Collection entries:
◇ ◇ ◇ ◇ ◇ ◇ ◇

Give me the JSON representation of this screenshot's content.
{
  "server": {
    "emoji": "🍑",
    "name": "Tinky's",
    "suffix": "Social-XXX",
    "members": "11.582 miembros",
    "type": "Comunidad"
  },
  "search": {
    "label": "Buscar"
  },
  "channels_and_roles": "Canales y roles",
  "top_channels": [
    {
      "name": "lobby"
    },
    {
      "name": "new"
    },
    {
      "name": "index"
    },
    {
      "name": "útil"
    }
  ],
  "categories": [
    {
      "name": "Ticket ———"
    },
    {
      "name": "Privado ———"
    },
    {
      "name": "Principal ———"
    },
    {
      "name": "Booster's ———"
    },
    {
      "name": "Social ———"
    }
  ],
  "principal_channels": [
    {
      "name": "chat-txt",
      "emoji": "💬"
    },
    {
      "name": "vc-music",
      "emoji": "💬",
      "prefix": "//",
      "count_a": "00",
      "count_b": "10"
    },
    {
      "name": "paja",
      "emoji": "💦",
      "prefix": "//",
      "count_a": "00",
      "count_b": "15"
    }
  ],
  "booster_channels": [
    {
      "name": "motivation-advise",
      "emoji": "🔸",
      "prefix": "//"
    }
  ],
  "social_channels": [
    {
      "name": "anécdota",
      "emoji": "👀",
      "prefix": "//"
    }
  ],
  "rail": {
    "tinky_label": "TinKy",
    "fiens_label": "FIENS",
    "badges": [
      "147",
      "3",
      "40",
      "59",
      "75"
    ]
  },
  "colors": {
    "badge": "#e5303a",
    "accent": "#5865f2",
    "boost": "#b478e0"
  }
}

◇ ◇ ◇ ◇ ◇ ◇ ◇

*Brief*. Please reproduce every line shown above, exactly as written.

*Written solution*.
Give me the JSON representation of this screenshot's content.
{
  "server": {
    "emoji": "🍑",
    "name": "Tinky's",
    "suffix": "Social-XXX",
    "members": "11.582 miembros",
    "type": "Comunidad"
  },
  "search": {
    "label": "Buscar"
  },
  "channels_and_roles": "Canales y roles",
  "top_channels": [
    {
      "name": "lobby"
    },
    {
      "name": "new"
    },
    {
      "name": "index"
    },
    {
      "name": "útil"
    }
  ],
  "categories": [
    {
      "name": "Ticket ———"
    },
    {
      "name": "Privado ———"
    },
    {
      "name": "Principal ———"
    },
    {
      "name": "Booster's ———"
    },
    {
      "name": "Social ———"
    }
  ],
  "principal_channels": [
    {
      "name": "chat-txt",
      "emoji": "💬"
    },
    {
      "name": "vc-music",
      "emoji": "💬",
      "prefix": "//",
      "count_a": "00",
      "count_b": "10"
    },
    {
      "name": "paja",
      "emoji": "💦",
      "prefix": "//",
      "count_a": "00",
      "count_b": "15"
    }
  ],
  "booster_channels": [
    {
      "name": "motivation-advise",
      "emoji": "🔸",
      "prefix": "//"
    }
  ],
  "social_channels": [
    {
      "name": "anécdota",
      "emoji": "👀",
      "prefix": "//"
    }
  ],
  "rail": {
    "tinky_label": "TinKy",
    "fiens_label": "FIENS",
    "badges": [
      "147",
      "3",
      "40",
      "59",
      "75"
    ]
  },
  "colors": {
    "badge": "#e5303a",
    "accent": "#5865f2",
    "boost": "#b478e0"
  }
}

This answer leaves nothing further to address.